## Your goal
Your answer should consist of the lines holding "time", copied from the material below.

## Data listing
****
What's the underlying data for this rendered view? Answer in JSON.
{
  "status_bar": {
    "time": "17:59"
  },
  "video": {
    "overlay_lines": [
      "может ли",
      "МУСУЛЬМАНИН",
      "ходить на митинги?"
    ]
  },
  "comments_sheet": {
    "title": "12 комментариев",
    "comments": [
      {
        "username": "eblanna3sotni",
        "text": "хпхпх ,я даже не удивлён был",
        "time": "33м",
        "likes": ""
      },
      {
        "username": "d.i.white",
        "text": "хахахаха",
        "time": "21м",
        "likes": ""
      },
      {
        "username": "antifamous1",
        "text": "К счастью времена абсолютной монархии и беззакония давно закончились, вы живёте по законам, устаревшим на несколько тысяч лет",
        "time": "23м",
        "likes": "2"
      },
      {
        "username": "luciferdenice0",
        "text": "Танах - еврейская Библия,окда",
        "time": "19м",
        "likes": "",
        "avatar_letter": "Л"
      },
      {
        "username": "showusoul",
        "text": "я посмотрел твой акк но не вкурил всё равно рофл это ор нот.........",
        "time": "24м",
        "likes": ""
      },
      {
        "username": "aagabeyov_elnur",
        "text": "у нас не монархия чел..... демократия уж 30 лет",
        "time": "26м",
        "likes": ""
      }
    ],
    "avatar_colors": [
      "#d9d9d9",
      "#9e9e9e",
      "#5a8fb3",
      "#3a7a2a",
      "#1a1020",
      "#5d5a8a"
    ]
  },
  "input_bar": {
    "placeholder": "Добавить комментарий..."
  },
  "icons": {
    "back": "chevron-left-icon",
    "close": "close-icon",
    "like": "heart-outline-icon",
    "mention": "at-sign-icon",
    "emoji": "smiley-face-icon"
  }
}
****
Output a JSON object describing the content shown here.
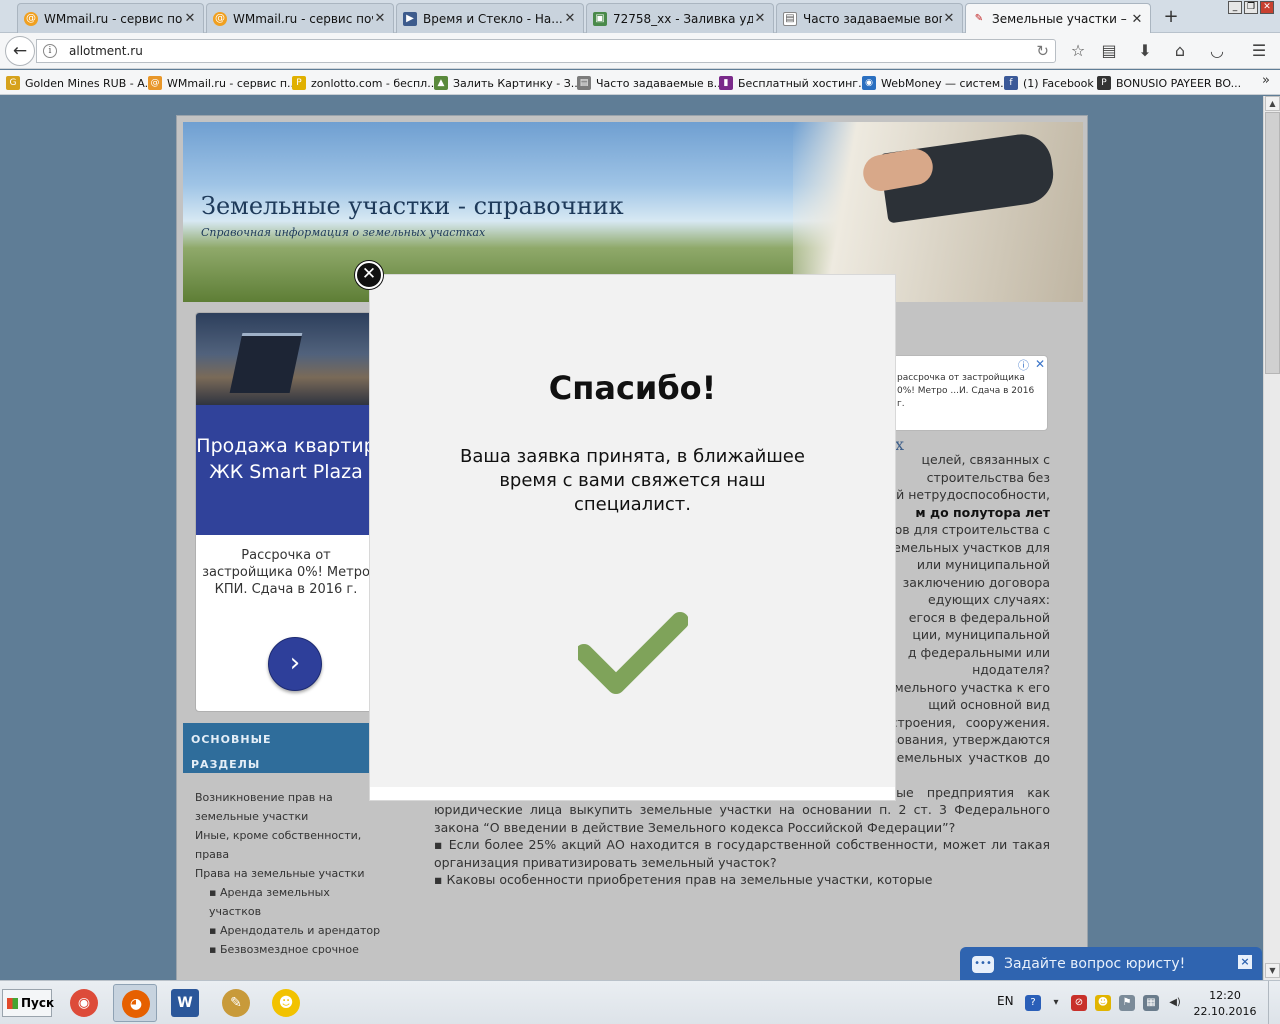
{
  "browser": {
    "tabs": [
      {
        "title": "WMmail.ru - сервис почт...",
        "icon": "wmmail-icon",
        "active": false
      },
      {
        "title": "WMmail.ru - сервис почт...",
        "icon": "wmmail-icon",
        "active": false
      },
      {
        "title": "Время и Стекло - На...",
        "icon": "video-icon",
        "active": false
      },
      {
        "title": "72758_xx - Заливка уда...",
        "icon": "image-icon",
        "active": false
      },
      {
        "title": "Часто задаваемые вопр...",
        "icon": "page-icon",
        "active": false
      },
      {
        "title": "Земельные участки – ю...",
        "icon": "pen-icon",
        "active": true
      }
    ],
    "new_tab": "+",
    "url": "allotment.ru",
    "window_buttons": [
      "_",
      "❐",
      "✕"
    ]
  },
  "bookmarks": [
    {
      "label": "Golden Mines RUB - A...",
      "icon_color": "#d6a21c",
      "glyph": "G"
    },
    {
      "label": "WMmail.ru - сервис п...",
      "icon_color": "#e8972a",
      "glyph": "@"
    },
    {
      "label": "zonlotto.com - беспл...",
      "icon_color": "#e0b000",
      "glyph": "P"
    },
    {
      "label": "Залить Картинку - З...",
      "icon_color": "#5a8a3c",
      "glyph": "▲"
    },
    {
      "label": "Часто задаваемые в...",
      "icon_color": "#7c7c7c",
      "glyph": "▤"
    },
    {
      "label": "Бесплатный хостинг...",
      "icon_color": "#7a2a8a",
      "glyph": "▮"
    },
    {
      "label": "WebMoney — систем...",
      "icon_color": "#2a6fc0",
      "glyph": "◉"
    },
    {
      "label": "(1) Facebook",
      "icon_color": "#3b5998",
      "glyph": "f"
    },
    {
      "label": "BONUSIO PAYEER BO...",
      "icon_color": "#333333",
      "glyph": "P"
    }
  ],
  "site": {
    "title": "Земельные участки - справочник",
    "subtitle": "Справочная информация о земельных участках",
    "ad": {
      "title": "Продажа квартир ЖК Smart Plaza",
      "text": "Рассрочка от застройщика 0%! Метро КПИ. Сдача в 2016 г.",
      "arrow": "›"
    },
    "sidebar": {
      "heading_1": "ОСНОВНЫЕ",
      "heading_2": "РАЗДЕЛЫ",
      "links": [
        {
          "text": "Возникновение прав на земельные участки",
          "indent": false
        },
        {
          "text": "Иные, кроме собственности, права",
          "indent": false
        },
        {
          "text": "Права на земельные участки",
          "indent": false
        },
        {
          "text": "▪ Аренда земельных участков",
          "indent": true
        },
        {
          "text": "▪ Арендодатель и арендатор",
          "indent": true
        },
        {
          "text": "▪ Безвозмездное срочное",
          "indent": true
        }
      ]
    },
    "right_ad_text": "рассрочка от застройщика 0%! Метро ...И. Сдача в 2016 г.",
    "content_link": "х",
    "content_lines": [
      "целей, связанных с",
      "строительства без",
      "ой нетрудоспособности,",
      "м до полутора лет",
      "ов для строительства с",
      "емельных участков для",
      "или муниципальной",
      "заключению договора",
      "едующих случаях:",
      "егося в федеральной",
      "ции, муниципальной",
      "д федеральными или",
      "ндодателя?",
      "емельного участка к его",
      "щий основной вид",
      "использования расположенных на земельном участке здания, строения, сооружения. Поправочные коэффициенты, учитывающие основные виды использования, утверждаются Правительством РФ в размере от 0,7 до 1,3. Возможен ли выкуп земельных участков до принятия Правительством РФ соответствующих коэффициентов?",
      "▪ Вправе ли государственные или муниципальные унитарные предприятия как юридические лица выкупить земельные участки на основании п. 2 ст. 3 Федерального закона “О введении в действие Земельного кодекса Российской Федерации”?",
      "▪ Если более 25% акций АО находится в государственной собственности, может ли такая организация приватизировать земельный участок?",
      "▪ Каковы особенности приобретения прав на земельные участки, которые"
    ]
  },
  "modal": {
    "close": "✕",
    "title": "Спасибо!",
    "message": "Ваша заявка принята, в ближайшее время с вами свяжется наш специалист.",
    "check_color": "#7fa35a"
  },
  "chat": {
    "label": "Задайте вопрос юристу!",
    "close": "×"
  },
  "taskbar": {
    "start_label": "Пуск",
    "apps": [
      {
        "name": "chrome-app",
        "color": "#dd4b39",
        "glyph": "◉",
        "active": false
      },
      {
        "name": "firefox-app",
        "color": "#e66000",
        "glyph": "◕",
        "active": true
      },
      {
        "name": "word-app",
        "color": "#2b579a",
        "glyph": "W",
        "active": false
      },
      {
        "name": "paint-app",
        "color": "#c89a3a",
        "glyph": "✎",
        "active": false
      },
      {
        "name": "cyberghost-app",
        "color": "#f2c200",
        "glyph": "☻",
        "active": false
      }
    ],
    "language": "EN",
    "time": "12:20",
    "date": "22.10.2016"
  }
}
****
## Solution below
    "time": "17:59"
        "time": "33м",
        "time": "21м",
        "time": "23м",
        "time": "19м",
        "time": "24м",
        "time": "26м",
    "time": "12:20",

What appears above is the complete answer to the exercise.